GOP lawmakers are trying to wave away Trump's fawning over the Russian president, and now the ex-president and House minority leader Kevin McCarthy are even trying to claim President Joe Biden "gave Vladimir Putin a pass" in their first meeting this week, reported CNN's Stephen Collinson.
"McCarthy didn't mention two intelligence operations by Russia to meddle in US elections to help Trump win," Collinson wrote. "Nor did he mention Trump's notorious press conference in Helsinki when the then-president threw U.S. spy agencies under the bus on live television and embraced the denials of Putin, a former KGB officer, on election interference. Trump's former top Russia adviser, Fiona Hill, told CNN this week that she considered faking a medical emergency to stop the press conference in 2018 since it was so excruciating and damaging to US interests."
The former president, outrageously, told Fox News sycophant Sean Hannity that Biden gave Russia "a very big stage" but "we got nothing."
"Trump's critique of his successor was especially ironic, because the key criticism of his meetings with tyrant Kim Jong Un was that he ceded the prize North Korean leaders have craved for decades -- recognition on a platform alongside the U.S. leader -- while failing to slow Pyongyang's nuclear program," Collinson wrote.
Republicans are trying to rewrite the history of Trump's four-year term, which ended only months ago, with the same lies and false realities that marked his presidency.
"What you're seeing and what you're reading is not what's happening," Trump said in 2018, giving away the game.
Now the entire party is engaged in spreading the "alternative facts" that Trump's White House once used to mislead Americans.

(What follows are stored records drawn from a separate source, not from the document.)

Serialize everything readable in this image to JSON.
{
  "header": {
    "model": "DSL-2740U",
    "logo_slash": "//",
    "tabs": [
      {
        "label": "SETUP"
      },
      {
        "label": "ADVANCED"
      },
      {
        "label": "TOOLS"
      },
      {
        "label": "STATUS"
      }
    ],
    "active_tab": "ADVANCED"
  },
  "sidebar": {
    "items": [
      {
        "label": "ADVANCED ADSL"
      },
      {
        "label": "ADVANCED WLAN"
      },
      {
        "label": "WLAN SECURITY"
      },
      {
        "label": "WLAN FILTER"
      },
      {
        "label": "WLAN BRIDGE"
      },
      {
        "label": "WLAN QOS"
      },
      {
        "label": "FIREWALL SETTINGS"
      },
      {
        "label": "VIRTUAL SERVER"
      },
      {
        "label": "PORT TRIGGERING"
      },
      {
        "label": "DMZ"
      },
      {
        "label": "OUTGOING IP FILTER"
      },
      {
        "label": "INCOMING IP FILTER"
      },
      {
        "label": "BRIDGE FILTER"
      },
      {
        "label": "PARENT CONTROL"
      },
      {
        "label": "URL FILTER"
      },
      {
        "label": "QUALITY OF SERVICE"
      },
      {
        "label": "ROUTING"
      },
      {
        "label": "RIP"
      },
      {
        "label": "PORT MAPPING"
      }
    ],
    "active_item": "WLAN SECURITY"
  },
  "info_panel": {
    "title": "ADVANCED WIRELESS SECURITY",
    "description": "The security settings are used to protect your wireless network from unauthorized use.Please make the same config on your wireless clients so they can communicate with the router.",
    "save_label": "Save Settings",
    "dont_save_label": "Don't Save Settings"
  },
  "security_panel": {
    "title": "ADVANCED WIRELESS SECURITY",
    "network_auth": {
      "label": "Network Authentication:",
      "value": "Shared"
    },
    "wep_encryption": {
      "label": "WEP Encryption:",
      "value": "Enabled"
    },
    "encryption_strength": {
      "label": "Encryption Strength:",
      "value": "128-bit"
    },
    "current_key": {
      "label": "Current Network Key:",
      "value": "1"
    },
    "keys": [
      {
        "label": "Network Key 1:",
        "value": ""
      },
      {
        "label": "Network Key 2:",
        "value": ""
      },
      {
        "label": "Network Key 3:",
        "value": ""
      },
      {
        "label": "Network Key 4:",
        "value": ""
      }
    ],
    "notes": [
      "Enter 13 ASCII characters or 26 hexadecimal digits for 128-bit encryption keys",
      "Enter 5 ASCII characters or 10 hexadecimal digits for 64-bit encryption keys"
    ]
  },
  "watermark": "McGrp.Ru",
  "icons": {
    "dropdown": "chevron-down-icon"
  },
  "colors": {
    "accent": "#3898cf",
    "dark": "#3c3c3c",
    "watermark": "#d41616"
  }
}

"It is a chilling reminder of how a totalitarian government rewrote every book, changed dates and falsified every record in George Orwell's novel 'Nineteen Eighty-Four,' to such a point that 'history has stopped' and nothing exists except a present in which the Party is always right," Collinson wrote.